Similarly, when Baumgartner writes that,“College campuses are good barometers of this moment in history” because they are rife with bisexual exploration, she is getting only part of the story. According to the American Council on Education, less than half of U.S. residents get college degrees. What’s more, commuter schools, including community colleges, are vastly different from institutions in which students live in dorms; the experimentation rampant at Princeton or Smith is far less likely at Nassau Community College.
Yet in all spheres, people do check each other out, and anyone or anything that encourages openness is to be lauded. Baumgardner’s assessment of her own relationships illustrates what it means to adopt a consciously chosen identity. Honest and forthright, she questions whether the Jennifer who dates men is “just a straight girl,” then analyzes what “just” means. Her candor is refreshing.
At the same time, I wished that she had paid less attention to Freudian missteps and turned, instead, to helping people appreciate the continuum of desire and concomitant behavior at the core of human existence. Such understanding might mitigate the trend of men denying that they have sex with other men in order to preserve the illusion of heterosexuality. It might also allow those who eschew monogamy to talk about ways to safely love multiple partners, a topic that tends to be avoided despite many people’s forays in this terrain.

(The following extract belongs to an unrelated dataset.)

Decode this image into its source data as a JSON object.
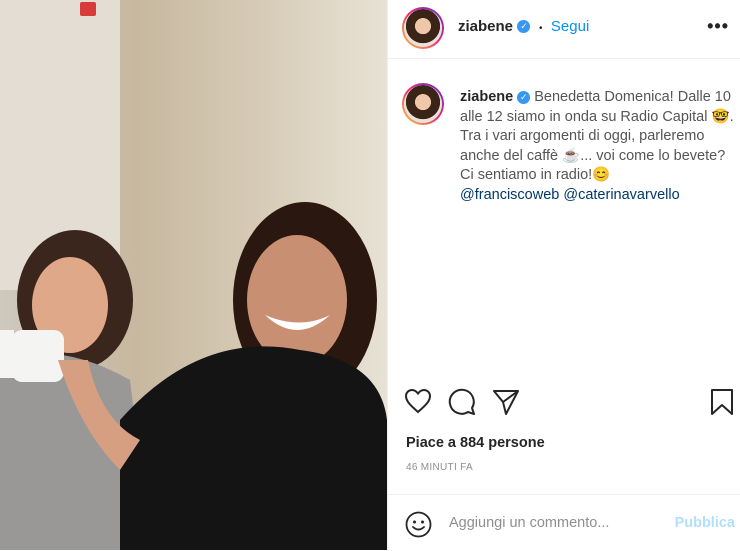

Despite these flaws, Look Both Ways is important. Sassy, bold and cleverly written, Baumgardner celebrates bisexual women as major players in the pro-sex feminist movement. Likewise, she reminds us that political and psychic liberation are entwined, that social reorganization requires that we address the impulses that goad our behavior. Lastly, she revels in her power to attract and go after what and whom she wants. The power to objectify, coupled with subverting the male gaze, can be heady. Take it, she tells us, and don’t look back.